Kenya Commercial Bank (KCB) converted a Ksh3.45 billion loan to the National Bank of Kenya (NBK) into equity in the subsidiary, the bank’s latest financial disclosures confirm.
The move enabled NBK to meet core capital ratio requirements after being in default in recent years. It increases the total cash injection by KCB into Equity to Ksh8.45 billion.
KCB injected Ksh5 billion into NBK when it purchased the bank in 2019.
“During the year, the parent company KCB Group approved the conversion of subordinated debt (Sh3.45 billion), which was classified as Tier II capital to equity. The conversion resulted in NBK complying with regulatory ratios with regards to core capital as at 31 December 2021.”
“The bank is implementing other internal strategies aimed at raising organic capital including rigorous bad debt collection and balance sheet growth to boost profitability which will ensure full compliance with the capital ratios,” NBK noted.
NBK posted Ksh1.1 billion in profit after tax for full year 2021. It represents a 431 percent increase from 2020.
The growth was driven by increased income from loan interest and foreign exchange trading, coupled with lower loan loss provisions.
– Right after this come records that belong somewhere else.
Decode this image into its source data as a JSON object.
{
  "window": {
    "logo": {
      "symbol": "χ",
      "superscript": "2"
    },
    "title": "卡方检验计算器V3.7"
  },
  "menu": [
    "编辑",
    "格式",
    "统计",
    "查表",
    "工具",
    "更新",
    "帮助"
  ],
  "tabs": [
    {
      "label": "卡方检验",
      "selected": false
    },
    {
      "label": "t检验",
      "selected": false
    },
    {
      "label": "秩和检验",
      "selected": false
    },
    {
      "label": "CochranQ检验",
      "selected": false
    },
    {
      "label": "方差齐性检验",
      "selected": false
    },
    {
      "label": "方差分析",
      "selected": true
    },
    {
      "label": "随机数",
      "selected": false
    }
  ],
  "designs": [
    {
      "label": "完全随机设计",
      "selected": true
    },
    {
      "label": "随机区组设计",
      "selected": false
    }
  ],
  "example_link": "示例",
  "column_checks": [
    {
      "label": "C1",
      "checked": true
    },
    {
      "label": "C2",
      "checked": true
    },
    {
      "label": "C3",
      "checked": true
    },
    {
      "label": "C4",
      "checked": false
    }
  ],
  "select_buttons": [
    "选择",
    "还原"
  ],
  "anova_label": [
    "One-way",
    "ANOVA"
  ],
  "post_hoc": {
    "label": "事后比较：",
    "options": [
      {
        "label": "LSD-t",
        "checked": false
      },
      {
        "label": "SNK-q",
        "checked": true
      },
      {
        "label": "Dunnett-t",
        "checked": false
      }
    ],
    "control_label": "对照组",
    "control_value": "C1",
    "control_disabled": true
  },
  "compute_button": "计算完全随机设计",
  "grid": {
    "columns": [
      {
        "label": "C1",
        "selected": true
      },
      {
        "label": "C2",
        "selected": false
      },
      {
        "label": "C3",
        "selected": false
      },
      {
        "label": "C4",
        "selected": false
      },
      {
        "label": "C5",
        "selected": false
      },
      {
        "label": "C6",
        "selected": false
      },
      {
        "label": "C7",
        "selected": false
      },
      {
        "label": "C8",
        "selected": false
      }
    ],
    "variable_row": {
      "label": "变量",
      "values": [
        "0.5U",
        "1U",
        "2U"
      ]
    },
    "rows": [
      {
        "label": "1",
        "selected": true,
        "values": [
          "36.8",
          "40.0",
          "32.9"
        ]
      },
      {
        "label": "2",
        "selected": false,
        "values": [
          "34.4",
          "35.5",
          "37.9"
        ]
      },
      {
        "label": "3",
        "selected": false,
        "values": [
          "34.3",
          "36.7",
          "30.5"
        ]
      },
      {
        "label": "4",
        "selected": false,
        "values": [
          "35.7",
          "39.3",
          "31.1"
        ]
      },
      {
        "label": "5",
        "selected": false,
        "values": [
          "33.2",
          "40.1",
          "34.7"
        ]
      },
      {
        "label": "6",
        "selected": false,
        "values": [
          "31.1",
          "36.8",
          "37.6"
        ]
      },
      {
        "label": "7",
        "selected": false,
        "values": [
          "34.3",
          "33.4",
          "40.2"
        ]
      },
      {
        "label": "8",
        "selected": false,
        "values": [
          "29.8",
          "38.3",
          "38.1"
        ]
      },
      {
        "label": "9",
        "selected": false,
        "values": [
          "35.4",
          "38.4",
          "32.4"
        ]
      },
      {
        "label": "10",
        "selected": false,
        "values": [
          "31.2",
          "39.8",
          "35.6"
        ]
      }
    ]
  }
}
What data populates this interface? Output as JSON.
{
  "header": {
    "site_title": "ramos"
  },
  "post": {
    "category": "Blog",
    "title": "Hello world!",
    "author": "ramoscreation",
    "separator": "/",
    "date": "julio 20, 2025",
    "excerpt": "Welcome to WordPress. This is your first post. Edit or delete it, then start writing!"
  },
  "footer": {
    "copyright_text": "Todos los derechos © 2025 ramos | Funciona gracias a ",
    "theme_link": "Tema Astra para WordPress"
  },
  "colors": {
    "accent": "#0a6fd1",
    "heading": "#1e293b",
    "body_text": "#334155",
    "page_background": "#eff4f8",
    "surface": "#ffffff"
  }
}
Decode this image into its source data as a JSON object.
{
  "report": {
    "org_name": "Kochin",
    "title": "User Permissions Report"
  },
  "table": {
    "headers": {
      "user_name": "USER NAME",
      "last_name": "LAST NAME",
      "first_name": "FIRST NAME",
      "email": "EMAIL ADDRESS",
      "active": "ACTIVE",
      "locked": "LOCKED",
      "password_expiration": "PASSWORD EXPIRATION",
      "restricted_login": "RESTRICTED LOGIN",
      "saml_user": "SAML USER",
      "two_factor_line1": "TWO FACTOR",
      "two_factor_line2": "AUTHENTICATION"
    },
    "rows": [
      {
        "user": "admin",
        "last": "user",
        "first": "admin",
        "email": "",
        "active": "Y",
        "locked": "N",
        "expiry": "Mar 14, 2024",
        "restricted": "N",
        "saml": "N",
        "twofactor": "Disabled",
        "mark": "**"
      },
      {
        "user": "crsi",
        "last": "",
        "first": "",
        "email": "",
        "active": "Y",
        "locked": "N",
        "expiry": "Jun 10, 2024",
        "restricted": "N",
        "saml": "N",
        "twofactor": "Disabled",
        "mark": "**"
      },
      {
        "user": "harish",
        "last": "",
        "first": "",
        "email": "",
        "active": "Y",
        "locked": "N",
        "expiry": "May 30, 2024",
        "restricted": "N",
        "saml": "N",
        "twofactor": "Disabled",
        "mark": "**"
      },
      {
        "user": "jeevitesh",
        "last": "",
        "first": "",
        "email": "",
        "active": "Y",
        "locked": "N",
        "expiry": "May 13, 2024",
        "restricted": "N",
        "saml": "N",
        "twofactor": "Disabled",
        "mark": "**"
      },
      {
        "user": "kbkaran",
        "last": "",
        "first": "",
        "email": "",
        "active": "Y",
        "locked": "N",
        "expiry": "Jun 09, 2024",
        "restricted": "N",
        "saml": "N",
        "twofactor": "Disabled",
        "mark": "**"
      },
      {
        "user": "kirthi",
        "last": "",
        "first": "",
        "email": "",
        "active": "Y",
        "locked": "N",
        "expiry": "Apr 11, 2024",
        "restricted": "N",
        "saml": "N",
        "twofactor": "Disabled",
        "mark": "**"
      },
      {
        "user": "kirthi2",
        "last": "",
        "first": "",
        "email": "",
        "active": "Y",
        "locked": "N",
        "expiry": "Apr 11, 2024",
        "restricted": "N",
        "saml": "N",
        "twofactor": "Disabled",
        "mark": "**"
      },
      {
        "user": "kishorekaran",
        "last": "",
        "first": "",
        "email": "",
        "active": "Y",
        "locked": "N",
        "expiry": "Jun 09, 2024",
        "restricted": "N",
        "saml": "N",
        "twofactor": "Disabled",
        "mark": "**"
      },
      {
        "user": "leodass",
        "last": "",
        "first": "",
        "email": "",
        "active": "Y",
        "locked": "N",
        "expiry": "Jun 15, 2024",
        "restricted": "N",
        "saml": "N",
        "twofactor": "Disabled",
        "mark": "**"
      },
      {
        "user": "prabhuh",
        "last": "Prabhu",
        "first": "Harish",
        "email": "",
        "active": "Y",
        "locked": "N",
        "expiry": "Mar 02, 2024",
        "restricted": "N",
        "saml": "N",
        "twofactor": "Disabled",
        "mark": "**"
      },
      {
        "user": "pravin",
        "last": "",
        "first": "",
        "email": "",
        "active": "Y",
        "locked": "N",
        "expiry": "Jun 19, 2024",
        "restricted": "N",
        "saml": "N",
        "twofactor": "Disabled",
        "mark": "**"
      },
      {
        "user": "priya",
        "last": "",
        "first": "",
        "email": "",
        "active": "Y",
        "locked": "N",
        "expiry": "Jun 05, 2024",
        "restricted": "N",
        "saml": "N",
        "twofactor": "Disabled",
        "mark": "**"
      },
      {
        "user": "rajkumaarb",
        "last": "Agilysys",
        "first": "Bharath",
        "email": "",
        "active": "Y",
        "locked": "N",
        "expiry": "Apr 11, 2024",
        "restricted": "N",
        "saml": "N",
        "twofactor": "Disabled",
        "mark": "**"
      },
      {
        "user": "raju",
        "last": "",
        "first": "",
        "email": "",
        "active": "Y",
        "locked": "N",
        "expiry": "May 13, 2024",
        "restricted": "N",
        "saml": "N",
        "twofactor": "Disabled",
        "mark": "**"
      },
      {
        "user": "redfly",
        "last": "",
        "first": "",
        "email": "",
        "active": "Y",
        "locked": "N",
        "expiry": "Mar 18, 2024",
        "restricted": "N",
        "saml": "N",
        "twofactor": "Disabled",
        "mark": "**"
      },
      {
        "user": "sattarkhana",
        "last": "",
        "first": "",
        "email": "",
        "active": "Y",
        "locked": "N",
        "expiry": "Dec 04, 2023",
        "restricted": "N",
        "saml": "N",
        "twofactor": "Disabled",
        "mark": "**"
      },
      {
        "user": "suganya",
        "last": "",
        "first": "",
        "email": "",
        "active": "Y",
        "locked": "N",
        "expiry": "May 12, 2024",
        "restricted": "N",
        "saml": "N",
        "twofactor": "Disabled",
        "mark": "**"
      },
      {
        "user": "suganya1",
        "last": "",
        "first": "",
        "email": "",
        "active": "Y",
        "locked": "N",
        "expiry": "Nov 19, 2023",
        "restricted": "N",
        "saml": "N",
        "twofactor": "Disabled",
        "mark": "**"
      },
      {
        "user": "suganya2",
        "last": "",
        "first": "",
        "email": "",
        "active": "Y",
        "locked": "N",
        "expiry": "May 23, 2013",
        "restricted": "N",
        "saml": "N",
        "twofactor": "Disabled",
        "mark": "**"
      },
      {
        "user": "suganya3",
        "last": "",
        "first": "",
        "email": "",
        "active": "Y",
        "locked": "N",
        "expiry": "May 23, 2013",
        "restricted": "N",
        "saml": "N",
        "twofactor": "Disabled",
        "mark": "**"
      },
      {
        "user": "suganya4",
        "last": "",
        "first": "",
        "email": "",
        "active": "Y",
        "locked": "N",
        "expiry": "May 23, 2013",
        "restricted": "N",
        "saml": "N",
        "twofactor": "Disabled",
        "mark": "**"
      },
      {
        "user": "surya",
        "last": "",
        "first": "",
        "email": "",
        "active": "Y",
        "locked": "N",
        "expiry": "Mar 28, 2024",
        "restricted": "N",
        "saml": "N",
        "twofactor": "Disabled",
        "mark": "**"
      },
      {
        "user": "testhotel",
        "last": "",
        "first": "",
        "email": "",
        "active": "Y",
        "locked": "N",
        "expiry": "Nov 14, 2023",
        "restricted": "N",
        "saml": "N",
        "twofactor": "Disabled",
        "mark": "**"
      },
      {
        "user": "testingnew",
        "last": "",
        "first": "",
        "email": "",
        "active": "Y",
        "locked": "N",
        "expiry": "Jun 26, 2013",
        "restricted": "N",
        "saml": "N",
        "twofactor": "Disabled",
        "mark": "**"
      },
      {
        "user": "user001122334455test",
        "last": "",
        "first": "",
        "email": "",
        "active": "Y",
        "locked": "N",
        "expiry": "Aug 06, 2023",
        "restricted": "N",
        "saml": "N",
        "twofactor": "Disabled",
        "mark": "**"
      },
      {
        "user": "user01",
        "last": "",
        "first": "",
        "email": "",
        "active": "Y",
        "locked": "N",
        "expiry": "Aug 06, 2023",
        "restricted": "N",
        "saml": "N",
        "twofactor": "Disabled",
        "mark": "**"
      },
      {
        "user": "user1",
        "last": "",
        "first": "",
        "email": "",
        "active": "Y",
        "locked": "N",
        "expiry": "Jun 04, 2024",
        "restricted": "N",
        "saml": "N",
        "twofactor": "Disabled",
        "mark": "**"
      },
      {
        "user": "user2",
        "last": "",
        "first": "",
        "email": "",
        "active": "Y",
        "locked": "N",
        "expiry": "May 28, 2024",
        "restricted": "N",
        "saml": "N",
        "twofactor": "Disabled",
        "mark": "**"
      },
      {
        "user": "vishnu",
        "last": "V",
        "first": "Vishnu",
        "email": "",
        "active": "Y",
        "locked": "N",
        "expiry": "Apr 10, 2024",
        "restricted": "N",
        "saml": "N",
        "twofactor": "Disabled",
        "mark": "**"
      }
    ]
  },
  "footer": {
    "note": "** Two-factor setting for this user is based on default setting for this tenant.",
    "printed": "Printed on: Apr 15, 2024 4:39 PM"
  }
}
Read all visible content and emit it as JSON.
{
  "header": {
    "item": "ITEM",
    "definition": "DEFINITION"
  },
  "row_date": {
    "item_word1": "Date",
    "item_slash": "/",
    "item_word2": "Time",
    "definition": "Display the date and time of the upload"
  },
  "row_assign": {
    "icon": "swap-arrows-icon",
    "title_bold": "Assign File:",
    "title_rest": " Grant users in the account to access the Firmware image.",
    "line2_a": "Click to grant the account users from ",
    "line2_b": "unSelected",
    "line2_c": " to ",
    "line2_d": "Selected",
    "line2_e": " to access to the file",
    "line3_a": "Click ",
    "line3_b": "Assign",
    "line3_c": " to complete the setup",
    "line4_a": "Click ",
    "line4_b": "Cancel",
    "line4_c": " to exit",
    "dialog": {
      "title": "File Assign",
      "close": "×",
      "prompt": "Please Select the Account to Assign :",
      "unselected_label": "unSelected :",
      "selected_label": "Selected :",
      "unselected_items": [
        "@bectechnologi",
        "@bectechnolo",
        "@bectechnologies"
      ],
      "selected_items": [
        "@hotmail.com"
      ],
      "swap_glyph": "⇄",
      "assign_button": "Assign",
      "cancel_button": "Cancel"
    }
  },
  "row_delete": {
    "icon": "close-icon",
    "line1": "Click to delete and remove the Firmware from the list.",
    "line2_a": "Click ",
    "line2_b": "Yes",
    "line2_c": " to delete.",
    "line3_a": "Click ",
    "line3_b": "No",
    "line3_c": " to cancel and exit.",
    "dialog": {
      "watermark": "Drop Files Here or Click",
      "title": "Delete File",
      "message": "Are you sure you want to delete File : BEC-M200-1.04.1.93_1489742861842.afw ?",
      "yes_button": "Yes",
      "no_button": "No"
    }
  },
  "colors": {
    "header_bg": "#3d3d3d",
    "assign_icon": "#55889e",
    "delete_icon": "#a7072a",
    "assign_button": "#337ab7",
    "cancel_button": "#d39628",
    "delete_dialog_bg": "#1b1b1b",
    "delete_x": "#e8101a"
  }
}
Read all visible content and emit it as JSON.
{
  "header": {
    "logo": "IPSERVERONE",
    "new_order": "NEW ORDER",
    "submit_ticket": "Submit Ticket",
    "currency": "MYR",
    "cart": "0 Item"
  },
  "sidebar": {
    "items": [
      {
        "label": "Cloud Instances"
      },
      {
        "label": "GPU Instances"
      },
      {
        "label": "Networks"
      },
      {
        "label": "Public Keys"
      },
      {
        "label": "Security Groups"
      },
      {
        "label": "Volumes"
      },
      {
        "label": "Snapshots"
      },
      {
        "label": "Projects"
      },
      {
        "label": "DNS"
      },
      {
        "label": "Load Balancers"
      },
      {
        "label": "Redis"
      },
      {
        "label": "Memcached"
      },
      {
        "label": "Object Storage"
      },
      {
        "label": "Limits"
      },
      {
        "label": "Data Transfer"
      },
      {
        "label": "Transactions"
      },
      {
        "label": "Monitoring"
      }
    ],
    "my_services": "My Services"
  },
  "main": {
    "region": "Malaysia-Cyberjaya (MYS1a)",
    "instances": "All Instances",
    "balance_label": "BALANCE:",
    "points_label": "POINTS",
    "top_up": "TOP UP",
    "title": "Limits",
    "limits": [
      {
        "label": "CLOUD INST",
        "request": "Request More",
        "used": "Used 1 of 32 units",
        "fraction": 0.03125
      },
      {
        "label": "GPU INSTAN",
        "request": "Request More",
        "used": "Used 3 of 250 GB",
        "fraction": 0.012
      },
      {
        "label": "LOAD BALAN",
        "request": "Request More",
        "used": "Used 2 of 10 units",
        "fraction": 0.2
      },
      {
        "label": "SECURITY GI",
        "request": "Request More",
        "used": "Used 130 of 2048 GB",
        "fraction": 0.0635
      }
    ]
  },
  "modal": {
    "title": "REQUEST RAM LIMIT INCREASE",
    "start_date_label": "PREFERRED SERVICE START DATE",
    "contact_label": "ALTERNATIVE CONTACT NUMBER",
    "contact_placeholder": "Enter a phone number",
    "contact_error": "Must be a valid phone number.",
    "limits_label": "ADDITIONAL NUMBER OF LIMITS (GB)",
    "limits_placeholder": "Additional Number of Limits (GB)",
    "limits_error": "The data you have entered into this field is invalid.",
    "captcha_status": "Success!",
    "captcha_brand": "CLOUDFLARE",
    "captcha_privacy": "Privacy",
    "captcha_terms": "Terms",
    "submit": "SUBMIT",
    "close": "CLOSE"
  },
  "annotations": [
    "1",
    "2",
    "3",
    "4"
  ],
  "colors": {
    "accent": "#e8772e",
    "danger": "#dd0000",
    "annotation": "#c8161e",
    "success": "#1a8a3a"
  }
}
NBK’s core capital to total risk-weighted assets rose to 12.9% by the end of 2021, 2.4 percentage points above the statutory minimum of 10.5 percent. In 2020, it stood at 8.7 percent.
Total assets grew by 16 percent to Ksh146 billion in 2021, majorly from net loans and advances, which rose by Ksh12 billion to hit Ksh67 billion.
“We are on a steady growth trajectory and anticipate continued growth by supporting our clients and finding opportunities within the current environment. The Bank has a strong capital and liquidity base to support growth of business and especially through our digital offering. We have therefore, embarked on a calculated strategy towards ensuring that we provide customer centric and timely solutions to our client segments especially in the SME sector,” stated NBK Managing Director Paul Russo.